• _WORK INSTRUCTION_
All records, minus the pictures: write them out exactly.

[Page and application data records]
··········

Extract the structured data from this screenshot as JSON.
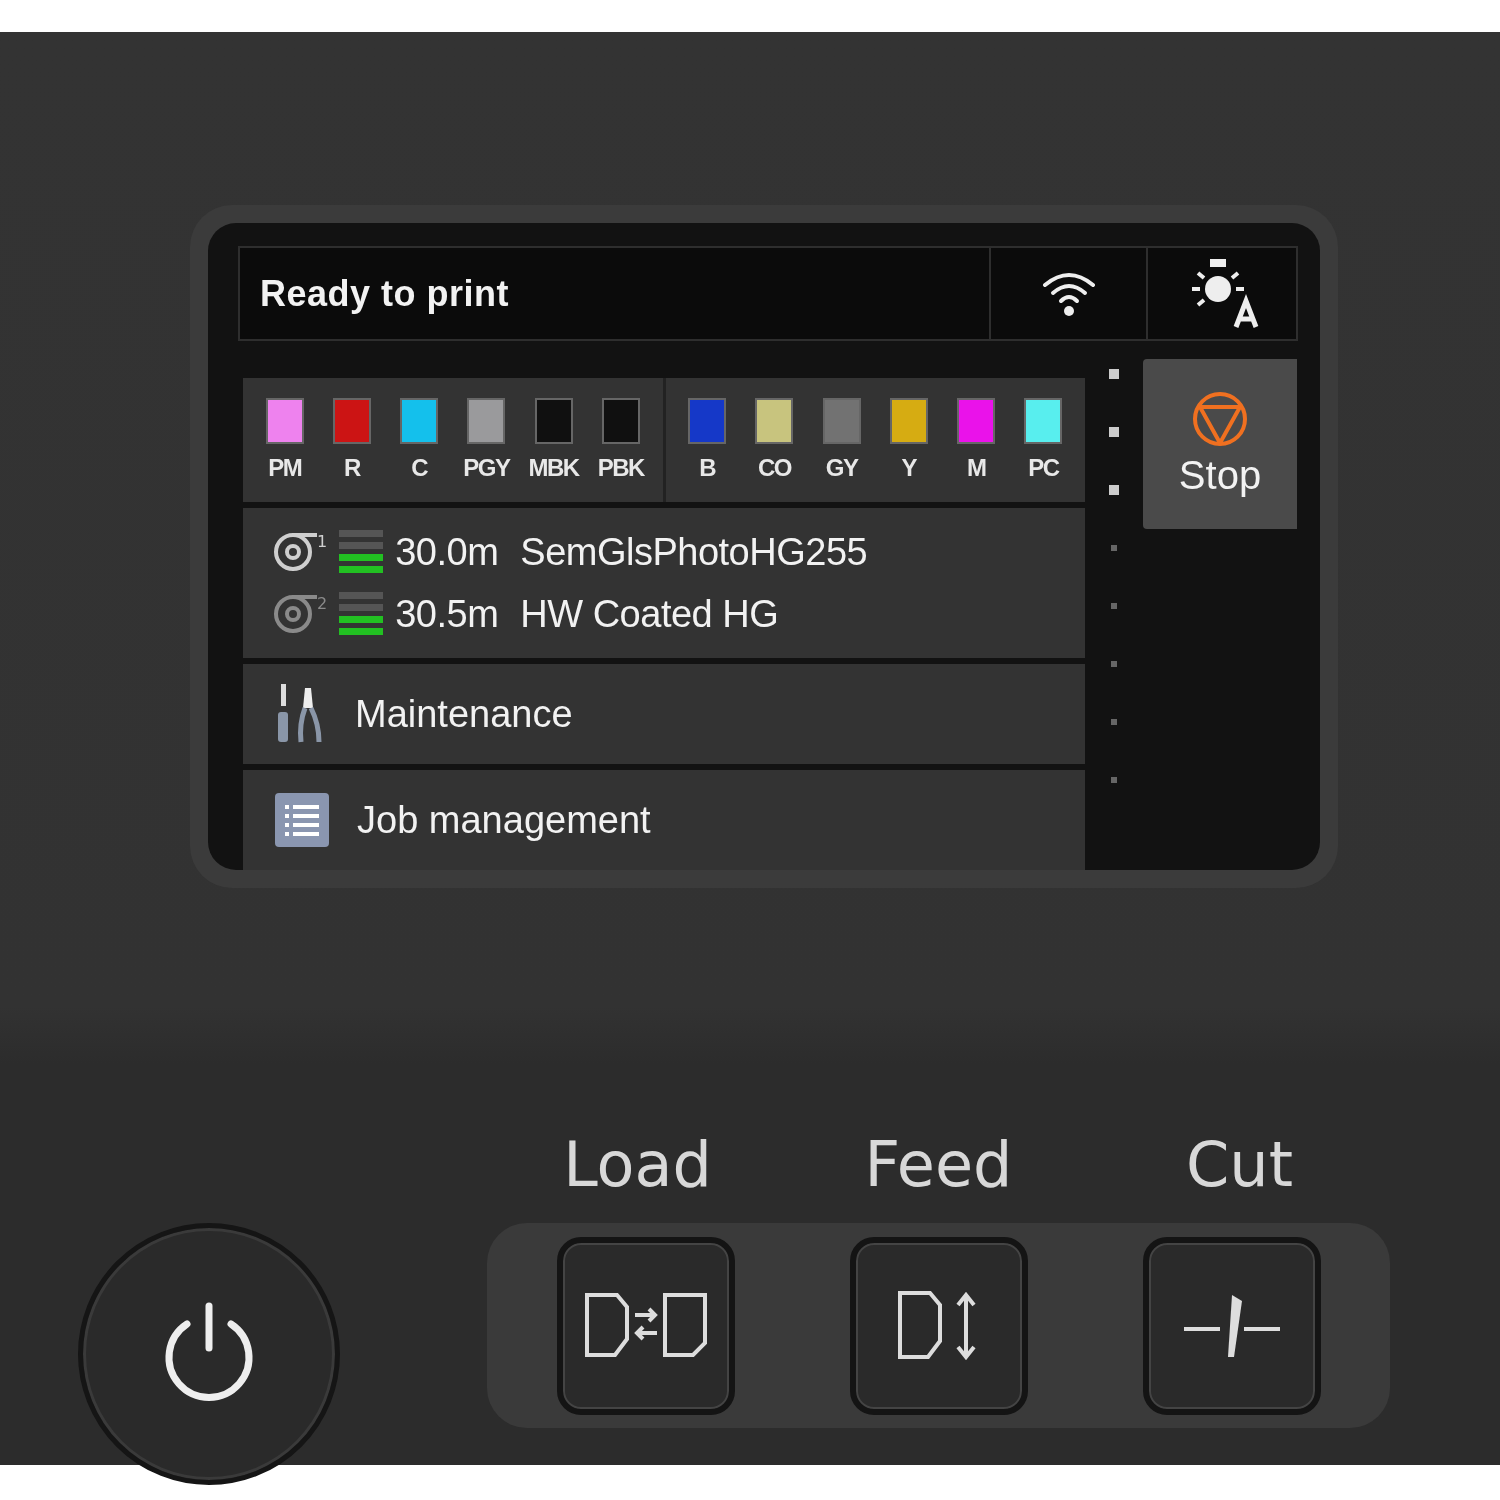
{
  "status": {
    "title": "Ready to print"
  },
  "inks": [
    {
      "label": "PM",
      "color": "#ee82ee"
    },
    {
      "label": "R",
      "color": "#cc1414"
    },
    {
      "label": "C",
      "color": "#14c0ec"
    },
    {
      "label": "PGY",
      "color": "#9a9a9c"
    },
    {
      "label": "MBK",
      "color": "#101010"
    },
    {
      "label": "PBK",
      "color": "#101010"
    },
    {
      "label": "B",
      "color": "#1538c8"
    },
    {
      "label": "CO",
      "color": "#c8c47e"
    },
    {
      "label": "GY",
      "color": "#727272"
    },
    {
      "label": "Y",
      "color": "#d6ac12"
    },
    {
      "label": "M",
      "color": "#ea12ea"
    },
    {
      "label": "PC",
      "color": "#58eeee"
    }
  ],
  "rolls": [
    {
      "number": "1",
      "selected": true,
      "level": 0.5,
      "length": "30.0m",
      "media": "SemGlsPhotoHG255"
    },
    {
      "number": "2",
      "selected": false,
      "level": 0.5,
      "length": "30.5m",
      "media": "HW Coated HG"
    }
  ],
  "menu": [
    {
      "kind": "maintenance",
      "label": "Maintenance"
    },
    {
      "kind": "jobs",
      "label": "Job management"
    }
  ],
  "stop_button": {
    "label": "Stop"
  },
  "hard_buttons": [
    {
      "kind": "load",
      "label": "Load"
    },
    {
      "kind": "feed",
      "label": "Feed"
    },
    {
      "kind": "cut",
      "label": "Cut"
    }
  ]
}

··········

• _REPLY_
Extract the structured data from this screenshot as JSON.
{
  "status": {
    "title": "Ready to print"
  },
  "inks": [
    {
      "label": "PM",
      "color": "#ee82ee"
    },
    {
      "label": "R",
      "color": "#cc1414"
    },
    {
      "label": "C",
      "color": "#14c0ec"
    },
    {
      "label": "PGY",
      "color": "#9a9a9c"
    },
    {
      "label": "MBK",
      "color": "#101010"
    },
    {
      "label": "PBK",
      "color": "#101010"
    },
    {
      "label": "B",
      "color": "#1538c8"
    },
    {
      "label": "CO",
      "color": "#c8c47e"
    },
    {
      "label": "GY",
      "color": "#727272"
    },
    {
      "label": "Y",
      "color": "#d6ac12"
    },
    {
      "label": "M",
      "color": "#ea12ea"
    },
    {
      "label": "PC",
      "color": "#58eeee"
    }
  ],
  "rolls": [
    {
      "number": "1",
      "selected": true,
      "level": 0.5,
      "length": "30.0m",
      "media": "SemGlsPhotoHG255"
    },
    {
      "number": "2",
      "selected": false,
      "level": 0.5,
      "length": "30.5m",
      "media": "HW Coated HG"
    }
  ],
  "menu": [
    {
      "kind": "maintenance",
      "label": "Maintenance"
    },
    {
      "kind": "jobs",
      "label": "Job management"
    }
  ],
  "stop_button": {
    "label": "Stop"
  },
  "hard_buttons": [
    {
      "kind": "load",
      "label": "Load"
    },
    {
      "kind": "feed",
      "label": "Feed"
    },
    {
      "kind": "cut",
      "label": "Cut"
    }
  ]
}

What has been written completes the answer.